“Whether or not it’s specifically today, I am 100% confident that the bill will pass both chambers,” Carter tells Talk Business.
It was not today.
The Arkansas House of Representatives voted on the funding bill – HB 1150 – that included the private option on Tuesday afternoon. The House failed to pass the measure by a 70-27 vote.
Rep. Bruce Westerman, R-Hot Springs, the House Majority Leader and a GOP candidate for the Fourth Congressional District, spoke against the bill and the private option funding.
“Is Arkansas going to be an enabler of Obamacare?” Westerman said. “There is no doubt in my mind that President Obama and the Obama administration is watching today so we can be their enablers.”
Westerman added, “Let’s make the courageous choice. … Let’s say no.”
Rep. John Burris, R-Harrison, the former House Majority Leader and the political director for Republican U.S. Senate hopeful U.S. Rep. Tom Cotton, R-Dardanelle, spoke for the measure.
“I would simply say let’s keep it as simple as possible,” said Burris. “The appropriation we have before is has a lot of what we can agree on. It accomplishes a policy that I believe has consensus.”
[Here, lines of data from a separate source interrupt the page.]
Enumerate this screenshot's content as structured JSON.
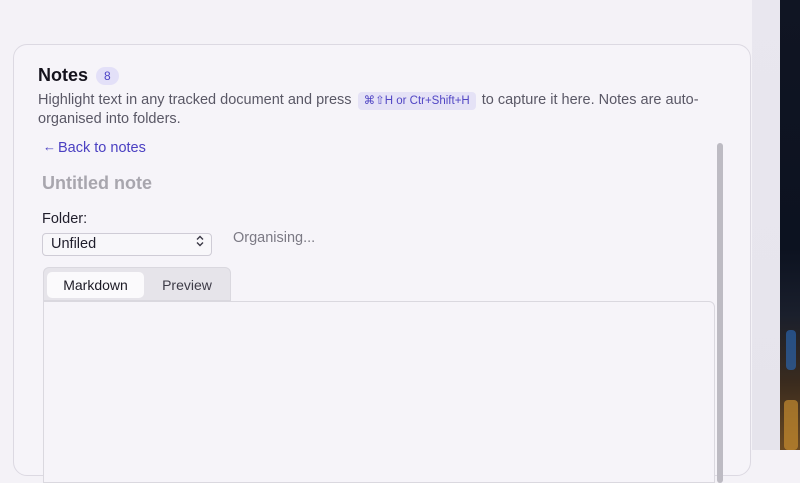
{
  "panel": {
    "title": "Notes",
    "count": "8",
    "description_part1": "Highlight text in any tracked document and press",
    "shortcut": "⌘⇧H or Ctr+Shift+H",
    "description_part2": "to capture it here. Notes are auto-organised into folders."
  },
  "editor": {
    "back_label": "Back to notes",
    "back_icon": "arrow-left-icon",
    "note_title_placeholder": "Untitled note",
    "folder_label": "Folder:",
    "folder_selected": "Unfiled",
    "status": "Organising...",
    "tabs": [
      {
        "label": "Markdown",
        "active": true
      },
      {
        "label": "Preview",
        "active": false
      }
    ]
  },
  "colors": {
    "accent": "#4b40c2",
    "badge_bg": "#e3e0f8"
  }
}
Other members speaking against the funding included Rep. Terry Rice, R-Waldron, a candidate for the State Senate, and Rep. Charlotte Douglas, R-Alma. Rep. Nate Bell, R-Mena, who drafted the amendments to the funding bill that included the moratorium on state outreach efforts, spoke for the bill in its present form, but he was an opponent of the original measure. Rep. Charlie Collins, R-Fayetteville, also spoke for the bill. House leaders are expected to bring the measure up for consideration again.
The House will need 75 of its 100 members to support the funding in order to pass. Arkansas state law requires a supermajority of 75% of both chambers of the General Assembly to approve budget bills.
House Speaker Davy Carter (R-Cabot) said in a post-vote press conference that the private option funding bill was “non-negotiable.” He said, “We’re going to vote every day – for the next 25 days if that’s what it takes – until we pass the bill.”
Carter added that plenty of time had been allowed for members to contribute changes to the bill, but members who are opposed have not offered viable alternatives to the bill.